STATE GOVERNMENT | The number of unpaid bills the state of Illinois needs to pay continues to grow. Estimates have now jumped from $13.3 billion to $14.3 billion, according to State Comptroller Susana Mendoza’s office. That amount has nearly tripled in two years as Democrats who control the legislature and Republican Gov. Bruce Rauner have failed to reach a budget compromise for the past two fiscal years. [CapitolFax; Reuters]

Kentucky Attorney General Andy Beshear is looking into Gov. Matt Bevin’s purchase of his Jefferson County home and the possibility of an investigation into “personal enrichment.” Unclear is whether Beshear has the authority for such a probe. The house was purchased at a discounted rate by Anchorage Place LLC, but Bevin’s family is living there and refuses to identify the owner. Louisville businessman and Bevin donor Neil Ramsey owns Anchorage LLC and was appointed by the governor to the Kentucky Retirement Systems board. State government has paid for security improvements to the house. [Lexington Herald-Leader]

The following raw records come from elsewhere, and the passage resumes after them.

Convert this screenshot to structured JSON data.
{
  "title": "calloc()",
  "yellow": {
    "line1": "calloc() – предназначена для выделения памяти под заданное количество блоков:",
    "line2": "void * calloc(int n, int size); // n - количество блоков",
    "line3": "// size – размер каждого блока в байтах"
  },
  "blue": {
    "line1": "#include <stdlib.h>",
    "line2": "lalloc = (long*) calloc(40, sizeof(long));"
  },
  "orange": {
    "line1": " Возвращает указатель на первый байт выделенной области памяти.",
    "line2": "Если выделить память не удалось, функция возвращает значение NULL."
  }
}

The state of Oregon has dispensed millions of dollars in Medicaid assistance to residents with no idea of whether or not the beneficiaries are actually eligible. As many as 115,000 Oregon Medicaid recipients’ eligibility status is being questioned. As part of the Affordable Care Act expansion of Medicaid, the state received approval to streamline the eligibility check on its clients, that combined with technological shortcomings of the Oregon Health Authority’s computer system have contributed to the current system. The state and federal government spend an average of $430 per month on Medicaid recipients, so even if only 14,000 Oregonians were receiving benefits that shouldn’t have, the annual spending on ineligible residents could come out to as much as $72 million. [The Oregonian/OregonLive]

Democratic leaders in Vermont’s legislature are facing an impasse with Republican Gov. Phil Scott over ongoing negotiations over teacher health insurance. “We have sat down and don't feel like there's much of an understanding there or a whole lot of willingness to move," Speaker Mitzi Johnson said of the governor’s office, which has been described as taking a “passive” role in the discussions. [Burlington Free Press]

Nebraska state lawmakers on Wednesday approved a plan to create a new oversight committee for the Corrections Department. It’s the third investigative committee Nebraska’s state legislature has launched since 2014 related to the troubled department, which has been dealing with prison overcrowding, high employee turnover and assaults. [Omaha World Herald]

MUNICIPAL CODES | The American Civil Liberties Union of Delaware is suing the town of Milton on behalf of a resident ordered by a code enforcement officer to remove anti-Trump signs from her property because they aren’t allowed outside of campaign season. The ACLU has asked the Chancery Court to block Milton from enforcing its sign codes citing violations of free speech. [Delmarva Now]

WORKPLACE LAWSUITS | A Caltrans employee was awarded a $3 million settlement in a lawsuit he filed against the state claiming he faced retaliation and harassment from supervisors reacting to his documented allergies to perfumes and certain types of cleaning projects. [The Sacramento Bee]

ENERGY | The San José City Council approved the largest “community choice energy” plan in California, establishing an alternate electricity provider intended to lower greenhouse gas emissions, boost renewable energy supply and offer competitive rates to residents. The program requires $55 million in startup money. [The Mercury News]

PUBLIC WORKS | There’s currently a snow mound in Boston’s Chestnut Hill Park that’s about 10 feet high. It’s unclear if the dirty snow pile consists of the remains of a larger snow pile from earlier this winter or if it’s snow that was dumped more recently from a nearby skating rink. [The Boston Globe]